• _What the task requires_:
What is needed is an exact copy of all the data.

• _Provided data_:
════════════════

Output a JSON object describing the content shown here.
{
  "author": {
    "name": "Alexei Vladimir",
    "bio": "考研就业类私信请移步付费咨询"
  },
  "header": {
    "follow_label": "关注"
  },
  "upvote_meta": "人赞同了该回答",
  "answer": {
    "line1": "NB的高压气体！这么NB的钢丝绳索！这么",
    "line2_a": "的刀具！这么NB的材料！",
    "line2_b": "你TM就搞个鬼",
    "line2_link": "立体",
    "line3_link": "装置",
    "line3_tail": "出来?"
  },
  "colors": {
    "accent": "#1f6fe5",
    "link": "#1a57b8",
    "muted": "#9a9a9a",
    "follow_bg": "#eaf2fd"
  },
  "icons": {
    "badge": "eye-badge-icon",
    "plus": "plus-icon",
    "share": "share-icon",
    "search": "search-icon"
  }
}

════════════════

• _Response_:
Output a JSON object describing the content shown here.
{
  "author": {
    "name": "Alexei Vladimir",
    "bio": "考研就业类私信请移步付费咨询"
  },
  "header": {
    "follow_label": "关注"
  },
  "upvote_meta": "人赞同了该回答",
  "answer": {
    "line1": "NB的高压气体！这么NB的钢丝绳索！这么",
    "line2_a": "的刀具！这么NB的材料！",
    "line2_b": "你TM就搞个鬼",
    "line2_link": "立体",
    "line3_link": "装置",
    "line3_tail": "出来?"
  },
  "colors": {
    "accent": "#1f6fe5",
    "link": "#1a57b8",
    "muted": "#9a9a9a",
    "follow_bg": "#eaf2fd"
  },
  "icons": {
    "badge": "eye-badge-icon",
    "plus": "plus-icon",
    "share": "share-icon",
    "search": "search-icon"
  }
}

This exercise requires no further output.